Last year I wrote an article about Hydrocephalus for information purposes and to add to the resource guide Sylvia McGrath and I have been writing the past couple years for families/individuals who have chronic illness, learning disabilities and/or special needs. Section One (A-I) is done, available online and in the Canadian Library Archives.
I was asked to write about it, from a childs point of view. I chose to take the route of explaining it how I think my son would explain it to one of his friends or to another person in general. I wrote using terminology/words that I think most would understand.
As we know with most children, there aren’t too many details when it comes to stuff like this. Things are typically explained as much and in as little time as possible so they can continue on with whatever they were doing.
As I mentioned, since my son has Hydrocephalus, I used him to write this. I look forward to your feedback and comments.
Hi, my name is Patrick, I’m 14yrs old and I have ‘water in my brain’. In the hospital, they call it Hydrocephalus (Hi-droh-cef-a-lus).
All of our brains make ‘water’. The doctors call it, CSF (Cerebral Spinal Fluid). For most people, the ‘water’ gets soaked up in our bloodstream and then goes away when we go to the bathroom.
For me, the water doesn’t soak up. It keeps collecting and fills up the spaces inside my brain called ventricles (ven-trick-culls). When there gets to be too much water in them, I feel a lot of pressure in my head and I get bad headaches. Sometimes my eyes go funny and sometimes I even fall asleep.

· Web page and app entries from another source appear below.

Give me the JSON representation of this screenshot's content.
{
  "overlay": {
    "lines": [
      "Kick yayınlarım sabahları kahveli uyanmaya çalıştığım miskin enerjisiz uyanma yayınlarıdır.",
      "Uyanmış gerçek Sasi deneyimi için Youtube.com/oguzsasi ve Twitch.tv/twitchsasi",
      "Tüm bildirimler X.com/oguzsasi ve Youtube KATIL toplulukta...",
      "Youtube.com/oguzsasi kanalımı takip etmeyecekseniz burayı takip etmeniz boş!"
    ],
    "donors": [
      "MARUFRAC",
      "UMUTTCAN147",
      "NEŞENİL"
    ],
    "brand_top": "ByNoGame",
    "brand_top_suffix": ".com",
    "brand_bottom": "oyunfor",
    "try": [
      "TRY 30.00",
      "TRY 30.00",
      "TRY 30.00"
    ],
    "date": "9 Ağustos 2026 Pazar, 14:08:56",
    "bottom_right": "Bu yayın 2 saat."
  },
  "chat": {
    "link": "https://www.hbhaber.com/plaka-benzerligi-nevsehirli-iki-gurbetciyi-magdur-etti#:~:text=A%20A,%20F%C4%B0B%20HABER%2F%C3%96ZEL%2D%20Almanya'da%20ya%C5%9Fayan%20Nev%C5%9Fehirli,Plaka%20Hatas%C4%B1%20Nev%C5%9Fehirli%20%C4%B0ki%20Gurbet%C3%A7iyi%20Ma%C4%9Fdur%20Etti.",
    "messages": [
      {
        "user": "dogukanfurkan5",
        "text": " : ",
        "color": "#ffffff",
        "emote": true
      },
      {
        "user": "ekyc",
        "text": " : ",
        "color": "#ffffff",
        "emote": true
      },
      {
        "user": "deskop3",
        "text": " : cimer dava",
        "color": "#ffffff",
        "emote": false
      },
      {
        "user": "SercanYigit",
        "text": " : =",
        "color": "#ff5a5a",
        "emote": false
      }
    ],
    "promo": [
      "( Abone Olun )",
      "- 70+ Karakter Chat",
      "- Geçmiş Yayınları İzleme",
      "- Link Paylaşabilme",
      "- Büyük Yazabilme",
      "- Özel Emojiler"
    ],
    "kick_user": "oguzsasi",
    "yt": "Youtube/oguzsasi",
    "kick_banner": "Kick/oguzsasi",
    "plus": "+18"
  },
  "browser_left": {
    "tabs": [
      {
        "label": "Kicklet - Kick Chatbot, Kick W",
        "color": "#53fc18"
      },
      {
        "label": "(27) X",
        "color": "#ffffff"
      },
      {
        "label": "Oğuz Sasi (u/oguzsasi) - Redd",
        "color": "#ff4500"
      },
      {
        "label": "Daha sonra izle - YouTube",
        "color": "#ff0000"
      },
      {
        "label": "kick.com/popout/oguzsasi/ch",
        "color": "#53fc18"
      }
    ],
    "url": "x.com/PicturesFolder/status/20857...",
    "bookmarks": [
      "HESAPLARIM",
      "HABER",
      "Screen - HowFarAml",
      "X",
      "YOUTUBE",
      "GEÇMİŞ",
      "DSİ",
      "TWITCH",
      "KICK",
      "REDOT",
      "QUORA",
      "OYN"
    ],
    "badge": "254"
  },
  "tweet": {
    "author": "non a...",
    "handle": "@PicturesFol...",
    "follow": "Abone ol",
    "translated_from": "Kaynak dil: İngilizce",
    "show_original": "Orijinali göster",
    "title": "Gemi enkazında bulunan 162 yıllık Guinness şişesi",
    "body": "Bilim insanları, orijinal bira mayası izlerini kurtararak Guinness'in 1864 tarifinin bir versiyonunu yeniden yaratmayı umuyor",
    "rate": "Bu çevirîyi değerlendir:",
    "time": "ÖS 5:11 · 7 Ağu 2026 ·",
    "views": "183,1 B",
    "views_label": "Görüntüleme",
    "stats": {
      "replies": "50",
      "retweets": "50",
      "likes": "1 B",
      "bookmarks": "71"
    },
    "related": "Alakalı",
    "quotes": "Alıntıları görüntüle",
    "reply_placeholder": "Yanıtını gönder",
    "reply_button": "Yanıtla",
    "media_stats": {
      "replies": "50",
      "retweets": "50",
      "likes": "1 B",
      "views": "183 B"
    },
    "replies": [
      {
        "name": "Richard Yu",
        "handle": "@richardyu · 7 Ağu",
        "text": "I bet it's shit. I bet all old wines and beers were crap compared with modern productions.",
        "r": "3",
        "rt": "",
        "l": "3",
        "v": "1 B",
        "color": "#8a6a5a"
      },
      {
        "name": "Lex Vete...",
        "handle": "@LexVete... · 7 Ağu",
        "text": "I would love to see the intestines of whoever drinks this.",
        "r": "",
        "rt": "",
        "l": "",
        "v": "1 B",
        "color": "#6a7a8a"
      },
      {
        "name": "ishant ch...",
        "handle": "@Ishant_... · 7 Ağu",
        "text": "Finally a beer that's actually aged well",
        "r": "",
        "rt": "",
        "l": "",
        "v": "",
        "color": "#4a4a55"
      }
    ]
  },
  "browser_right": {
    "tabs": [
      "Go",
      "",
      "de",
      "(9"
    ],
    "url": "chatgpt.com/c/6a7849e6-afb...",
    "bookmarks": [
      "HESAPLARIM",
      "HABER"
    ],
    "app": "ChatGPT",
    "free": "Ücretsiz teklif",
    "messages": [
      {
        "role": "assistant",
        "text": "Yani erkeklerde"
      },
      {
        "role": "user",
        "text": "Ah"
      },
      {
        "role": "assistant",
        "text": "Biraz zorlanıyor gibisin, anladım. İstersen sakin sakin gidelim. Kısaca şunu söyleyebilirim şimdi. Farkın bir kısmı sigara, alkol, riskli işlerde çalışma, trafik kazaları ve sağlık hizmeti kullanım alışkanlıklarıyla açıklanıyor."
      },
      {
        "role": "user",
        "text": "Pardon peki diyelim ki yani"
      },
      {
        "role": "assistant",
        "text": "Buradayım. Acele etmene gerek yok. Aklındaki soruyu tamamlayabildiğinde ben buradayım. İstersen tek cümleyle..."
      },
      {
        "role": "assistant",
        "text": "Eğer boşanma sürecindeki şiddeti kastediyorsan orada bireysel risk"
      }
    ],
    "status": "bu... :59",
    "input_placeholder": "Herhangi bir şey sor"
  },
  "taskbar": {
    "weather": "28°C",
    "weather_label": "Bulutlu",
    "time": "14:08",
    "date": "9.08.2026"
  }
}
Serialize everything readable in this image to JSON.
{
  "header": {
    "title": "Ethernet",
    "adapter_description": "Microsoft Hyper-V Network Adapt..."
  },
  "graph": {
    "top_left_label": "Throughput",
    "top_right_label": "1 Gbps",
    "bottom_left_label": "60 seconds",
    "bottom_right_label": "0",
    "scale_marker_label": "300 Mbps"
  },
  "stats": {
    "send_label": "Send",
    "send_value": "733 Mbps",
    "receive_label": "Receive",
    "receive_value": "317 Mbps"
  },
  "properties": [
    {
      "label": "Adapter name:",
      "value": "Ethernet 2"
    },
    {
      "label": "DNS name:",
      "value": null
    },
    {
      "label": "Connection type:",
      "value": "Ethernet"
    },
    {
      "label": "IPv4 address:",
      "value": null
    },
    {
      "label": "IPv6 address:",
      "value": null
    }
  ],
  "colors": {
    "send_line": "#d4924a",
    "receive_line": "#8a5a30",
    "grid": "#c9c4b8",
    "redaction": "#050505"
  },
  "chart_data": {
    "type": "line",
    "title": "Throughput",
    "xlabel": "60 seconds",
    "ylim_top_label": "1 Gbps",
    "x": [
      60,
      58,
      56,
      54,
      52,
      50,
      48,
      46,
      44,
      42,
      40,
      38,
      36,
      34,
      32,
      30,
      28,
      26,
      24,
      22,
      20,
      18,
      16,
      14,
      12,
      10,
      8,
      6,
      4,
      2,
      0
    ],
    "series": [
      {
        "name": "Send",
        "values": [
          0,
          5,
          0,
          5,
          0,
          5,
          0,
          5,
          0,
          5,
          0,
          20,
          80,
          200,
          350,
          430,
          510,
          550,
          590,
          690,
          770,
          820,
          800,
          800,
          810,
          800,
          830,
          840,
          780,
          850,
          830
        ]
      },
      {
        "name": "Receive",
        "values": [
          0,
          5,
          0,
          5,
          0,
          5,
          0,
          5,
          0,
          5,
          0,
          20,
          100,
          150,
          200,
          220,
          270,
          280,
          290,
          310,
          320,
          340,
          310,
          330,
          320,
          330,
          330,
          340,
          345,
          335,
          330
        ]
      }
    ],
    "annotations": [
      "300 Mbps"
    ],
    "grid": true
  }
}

The doctors have fixed it though, so I don’t feel pressure all the time or get headaches all the time. They put 2 shunts in my head. A shunt is a little thing they put in my head that has a dial and some small tubes attached to it. One tube goes from the dial into my ventricles, the other goes from the dial down into my stomach. You can’t see them when you look at me, they are underneath my skin. The doctors set the dials, and when the pressure in my head gets too much, the shunts ‘turn on’ and take the water out of my head. The water gets pumped down to my stomach where it gets soaked up there instead of in my head.
I go for Cat Scans (CT’s) once a year to see how my ventricles look. It’s a big round machine that takes pictures of your head. You have to lay very still when they take the pictures. It doesn’t take long at all if I don’t move.
If the pictures show my ventricles are bigger than normal, the doctor will do some other tests to make sure my shunts are working ok. If they look ok, then I go home and come back in a year so they can see how I’m doing.
Written Oct/11 by: Renee MacLachlan